Brexit Party faces funding shakedown by watchdog

Share this article
0
Have your say

The finances of Nigel Farage’s Brexit Party are to be investigated by the Electoral Commission after an intervention by former Prime Minister Gordon Brown.

The watchdog body, which oversees UK electoral law, will today visit the offices of the new party after Mr Brown challenged them to investigate the source of its funding.

Scottish Labour leader Richard Leonard and former prime minister Gordon Brown with party members and candidates for the European elections at a rally in Glasgow. Picture: PA

Scottish Labour leader Richard Leonard and former prime minister Gordon Brown with party members and candidates for the European elections at a rally in Glasgow. Picture: PA

Addressing a rally of Scottish Labour members and European election candidates in Glasgow yesterday, Mr Brown said there could be “undeclared, unreported, untraceable payments being made to the Brexit Party”.

He raised the issue after it was revealed that the Brexit Party had a PayPal account for people donating less than £500 and that the party could not confirm where all donations originated.

And he called on the European Parliament to investigate reports that Mr Farage had received £450,000 from Euro-sceptic businessman Arron Banks while still an MEP and had not declared the money.

The Electoral Commission has now confirmed it will attend the Brexit Party offices to “review its systems”.

Mr Brown said: “Nigel Farage says this election is about democracy but democracy is undermined if we have undeclared, unreported, untraceable payments being made to the Brexit Party – if we have the potential for under-hand, under the counter payments being made.

“You know the history of this, Leave EU, Nigel Farage’s campaign is now under criminal investigation. There is three investigations – by the National Crime Agency, by the Metropolitan Police and by the Information Commissioner.

“Arron Banks, the lead funder of Leave EU, and a friend of Nigel Farage, has been under investigation. He’s made contacts with Russia and we don’t know where his money comes from, yet we found out last week he has given £450,000 in payments to support Nigel Farage while Nigel Farage was in a public office in the European Parliament who should have been declaring the payments that he was receiving from anyone to avoid a conflict of interest.”

He added: “Now we find the Brexit Party is a private company. You pay not to become a member but a supporter, and you pay through PayPal. And you cannot discover whether the
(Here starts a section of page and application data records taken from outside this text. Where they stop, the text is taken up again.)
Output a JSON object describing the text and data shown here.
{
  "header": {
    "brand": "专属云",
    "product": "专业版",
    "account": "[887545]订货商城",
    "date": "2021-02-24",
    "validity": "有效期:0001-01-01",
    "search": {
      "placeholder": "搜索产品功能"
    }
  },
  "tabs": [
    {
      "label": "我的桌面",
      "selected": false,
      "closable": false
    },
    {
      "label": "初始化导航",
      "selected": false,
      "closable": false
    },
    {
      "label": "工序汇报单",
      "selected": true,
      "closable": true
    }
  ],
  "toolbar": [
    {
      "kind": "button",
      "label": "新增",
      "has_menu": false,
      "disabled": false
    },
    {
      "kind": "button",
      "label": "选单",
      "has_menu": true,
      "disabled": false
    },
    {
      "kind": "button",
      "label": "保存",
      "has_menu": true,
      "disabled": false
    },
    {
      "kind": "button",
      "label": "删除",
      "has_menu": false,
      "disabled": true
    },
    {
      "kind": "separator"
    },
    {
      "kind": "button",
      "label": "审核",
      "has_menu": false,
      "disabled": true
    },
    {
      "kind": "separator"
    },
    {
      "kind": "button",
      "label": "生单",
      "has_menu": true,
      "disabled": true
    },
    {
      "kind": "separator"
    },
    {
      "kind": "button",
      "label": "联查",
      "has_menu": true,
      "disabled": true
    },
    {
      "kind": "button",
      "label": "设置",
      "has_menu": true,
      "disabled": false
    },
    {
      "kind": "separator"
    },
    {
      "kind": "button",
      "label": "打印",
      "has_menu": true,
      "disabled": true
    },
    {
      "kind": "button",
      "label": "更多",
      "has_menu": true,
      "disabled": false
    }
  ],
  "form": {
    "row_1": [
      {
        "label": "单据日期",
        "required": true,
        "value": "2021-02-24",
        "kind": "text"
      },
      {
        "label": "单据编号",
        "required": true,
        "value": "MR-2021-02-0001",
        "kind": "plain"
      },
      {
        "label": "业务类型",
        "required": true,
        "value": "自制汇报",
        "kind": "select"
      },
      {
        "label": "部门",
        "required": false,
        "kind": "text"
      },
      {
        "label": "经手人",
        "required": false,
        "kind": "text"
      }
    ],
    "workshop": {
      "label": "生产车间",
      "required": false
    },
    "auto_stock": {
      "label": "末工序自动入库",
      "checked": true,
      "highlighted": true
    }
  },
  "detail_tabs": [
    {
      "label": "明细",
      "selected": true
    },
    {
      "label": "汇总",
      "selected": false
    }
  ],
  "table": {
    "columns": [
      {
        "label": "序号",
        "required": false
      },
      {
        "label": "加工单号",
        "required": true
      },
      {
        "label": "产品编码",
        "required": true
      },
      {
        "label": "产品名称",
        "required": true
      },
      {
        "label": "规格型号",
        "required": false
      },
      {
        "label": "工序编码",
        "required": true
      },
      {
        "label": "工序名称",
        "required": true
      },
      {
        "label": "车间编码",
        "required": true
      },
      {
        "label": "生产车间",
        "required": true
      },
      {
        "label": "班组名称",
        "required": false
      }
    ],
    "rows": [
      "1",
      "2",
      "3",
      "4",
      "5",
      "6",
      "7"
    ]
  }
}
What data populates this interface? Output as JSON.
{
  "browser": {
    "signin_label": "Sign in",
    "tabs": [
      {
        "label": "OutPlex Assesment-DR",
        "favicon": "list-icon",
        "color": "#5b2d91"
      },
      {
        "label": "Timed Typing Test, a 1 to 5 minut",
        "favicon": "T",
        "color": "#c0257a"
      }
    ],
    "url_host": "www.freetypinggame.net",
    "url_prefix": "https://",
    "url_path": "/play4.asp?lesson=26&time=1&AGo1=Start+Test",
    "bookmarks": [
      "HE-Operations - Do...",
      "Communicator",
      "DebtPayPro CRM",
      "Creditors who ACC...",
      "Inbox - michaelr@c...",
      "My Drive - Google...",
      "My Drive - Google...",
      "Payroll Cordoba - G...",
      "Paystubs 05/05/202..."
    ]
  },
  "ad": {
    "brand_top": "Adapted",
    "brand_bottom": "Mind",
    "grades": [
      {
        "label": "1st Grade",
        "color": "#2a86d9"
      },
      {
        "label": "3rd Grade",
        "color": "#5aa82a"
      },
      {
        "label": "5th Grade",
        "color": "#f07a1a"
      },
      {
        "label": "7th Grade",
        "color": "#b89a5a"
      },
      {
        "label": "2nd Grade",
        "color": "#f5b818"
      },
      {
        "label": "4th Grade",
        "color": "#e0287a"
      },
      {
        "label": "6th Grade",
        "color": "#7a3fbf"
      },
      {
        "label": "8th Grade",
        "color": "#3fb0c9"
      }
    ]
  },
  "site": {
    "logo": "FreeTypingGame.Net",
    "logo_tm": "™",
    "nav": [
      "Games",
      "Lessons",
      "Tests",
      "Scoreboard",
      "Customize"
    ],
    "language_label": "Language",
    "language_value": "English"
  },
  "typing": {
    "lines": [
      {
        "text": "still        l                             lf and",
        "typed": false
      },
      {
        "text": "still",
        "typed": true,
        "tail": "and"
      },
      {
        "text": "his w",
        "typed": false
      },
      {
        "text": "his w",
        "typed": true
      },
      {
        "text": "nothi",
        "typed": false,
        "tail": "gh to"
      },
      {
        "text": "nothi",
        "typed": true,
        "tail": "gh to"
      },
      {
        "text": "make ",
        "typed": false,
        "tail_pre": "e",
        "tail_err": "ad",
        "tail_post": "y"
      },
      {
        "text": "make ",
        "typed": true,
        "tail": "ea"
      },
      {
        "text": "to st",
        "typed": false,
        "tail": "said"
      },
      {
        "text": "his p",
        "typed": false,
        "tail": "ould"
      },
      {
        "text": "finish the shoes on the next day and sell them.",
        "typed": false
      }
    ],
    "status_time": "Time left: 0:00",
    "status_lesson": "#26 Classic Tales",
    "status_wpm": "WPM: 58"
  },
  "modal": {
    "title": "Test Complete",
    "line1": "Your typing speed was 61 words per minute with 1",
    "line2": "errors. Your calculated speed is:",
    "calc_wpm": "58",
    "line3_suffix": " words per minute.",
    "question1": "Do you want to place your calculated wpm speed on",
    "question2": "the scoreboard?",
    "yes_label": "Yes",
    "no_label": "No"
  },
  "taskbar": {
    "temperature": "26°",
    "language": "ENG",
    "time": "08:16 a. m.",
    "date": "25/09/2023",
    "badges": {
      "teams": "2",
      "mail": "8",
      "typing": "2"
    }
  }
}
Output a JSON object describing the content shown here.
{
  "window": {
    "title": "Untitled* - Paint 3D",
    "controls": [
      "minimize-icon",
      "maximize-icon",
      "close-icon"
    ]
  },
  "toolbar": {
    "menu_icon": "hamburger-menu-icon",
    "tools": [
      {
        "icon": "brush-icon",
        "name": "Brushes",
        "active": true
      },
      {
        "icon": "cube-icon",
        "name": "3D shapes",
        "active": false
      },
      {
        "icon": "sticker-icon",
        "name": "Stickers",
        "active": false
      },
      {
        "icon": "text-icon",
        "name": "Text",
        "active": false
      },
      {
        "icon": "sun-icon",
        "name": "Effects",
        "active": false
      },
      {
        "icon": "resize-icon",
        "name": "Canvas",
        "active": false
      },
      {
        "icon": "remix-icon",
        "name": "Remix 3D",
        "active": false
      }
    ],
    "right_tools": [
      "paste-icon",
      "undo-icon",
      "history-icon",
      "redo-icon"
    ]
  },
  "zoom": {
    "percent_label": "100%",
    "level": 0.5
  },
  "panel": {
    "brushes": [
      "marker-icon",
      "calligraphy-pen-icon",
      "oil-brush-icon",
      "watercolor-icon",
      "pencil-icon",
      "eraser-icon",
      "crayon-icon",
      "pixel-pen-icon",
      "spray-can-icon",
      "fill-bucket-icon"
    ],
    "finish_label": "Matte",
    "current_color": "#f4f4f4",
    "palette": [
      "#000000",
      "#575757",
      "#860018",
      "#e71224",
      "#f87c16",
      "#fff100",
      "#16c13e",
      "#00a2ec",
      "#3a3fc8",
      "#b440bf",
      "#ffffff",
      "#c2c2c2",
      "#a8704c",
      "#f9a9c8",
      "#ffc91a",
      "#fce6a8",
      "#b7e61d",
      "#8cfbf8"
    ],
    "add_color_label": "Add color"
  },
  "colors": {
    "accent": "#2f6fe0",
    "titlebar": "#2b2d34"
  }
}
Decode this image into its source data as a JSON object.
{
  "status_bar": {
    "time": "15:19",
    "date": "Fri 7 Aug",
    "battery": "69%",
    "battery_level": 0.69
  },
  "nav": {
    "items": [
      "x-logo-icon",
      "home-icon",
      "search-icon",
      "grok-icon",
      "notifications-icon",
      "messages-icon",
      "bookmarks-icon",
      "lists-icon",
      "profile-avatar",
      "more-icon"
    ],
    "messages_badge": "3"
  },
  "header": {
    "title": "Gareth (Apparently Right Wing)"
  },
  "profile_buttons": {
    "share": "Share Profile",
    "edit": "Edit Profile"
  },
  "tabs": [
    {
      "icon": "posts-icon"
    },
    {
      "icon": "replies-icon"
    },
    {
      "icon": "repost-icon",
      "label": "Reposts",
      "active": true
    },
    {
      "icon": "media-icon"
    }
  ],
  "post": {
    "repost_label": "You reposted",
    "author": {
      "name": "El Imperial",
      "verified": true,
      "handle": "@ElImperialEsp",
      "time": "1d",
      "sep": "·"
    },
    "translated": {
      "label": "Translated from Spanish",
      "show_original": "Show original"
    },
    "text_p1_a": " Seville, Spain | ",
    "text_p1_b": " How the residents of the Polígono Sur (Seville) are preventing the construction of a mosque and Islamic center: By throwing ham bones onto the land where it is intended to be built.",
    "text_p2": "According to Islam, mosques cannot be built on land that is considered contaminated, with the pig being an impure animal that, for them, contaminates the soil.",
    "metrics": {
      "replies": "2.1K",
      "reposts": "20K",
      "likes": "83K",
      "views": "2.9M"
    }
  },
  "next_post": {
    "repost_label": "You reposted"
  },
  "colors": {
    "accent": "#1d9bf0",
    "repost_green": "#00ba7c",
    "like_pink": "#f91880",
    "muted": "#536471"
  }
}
money is coming from foreign sources or British sources, indeed you can pay to this party in Russian roubles, American dollars, Malaysian ringgits and probably to his disdain Euros as well.

“He’s not going to be remembered, as he wants, as a man of the people, he’s going to be remembered as a man of the PayPal – because that’s where the money comes from.”

Mr Brown said that to retain trust in democracy the Electoral Commission needed to report on “where the money is coming from, who is getting the money and whether rules are being broken.

“The Electoral Commission says it does investigations during campaigns to see if people are breaking the rules so it’s quite possible for them, and I challenge them to do this, to say they are investigating.”

Mr Brown’s intervention came after Brexit Party chairman Richard Tice yesterday admitted that there was a PayPal account for people paying less than £500. “Above that we apply the appropriate Electoral Commission rules,” he said.

Asked if he could confirm whether the party takes cash from foreign citizens, Mr Tice said: “I don’t sit in front of the PayPal account all day so I don’t know what currencies people are paying in, but, as I understand it, the PayPal takes it in sterling.”

Under the rules governing donations, amounts below £500 do not have to be declared, however an official donation of £500 or more must be given by a “permissible donor”, who should either be somebody listed on the UK electoral roll or a business registered at Companies House and operating in the UK.

A spokesperson for the Electoral Commission said: “The Brexit party, like all registered political parties, has to comply with laws that require any donation it accepts of over £500 to be from a permissible source. If there’s evidence that the law may have been broken, we will consider that in line with our enforcement policy.

“We have already been talking to the party about these issues. As part of our active oversight and regulation of these rules, we are attending the Brexit party’s office to conduct a review of the systems it has in place to receive funds, including donations over £500 that have to be from the UK only.”

Responding to the Mr Brown’s comments, Mr Farage said: “Most of our money has been raised by people giving £25 to become registered supporters. And over 110,000 of them now have done that. And frankly, this smacks of jealousy because the other parties simply can’t do this.”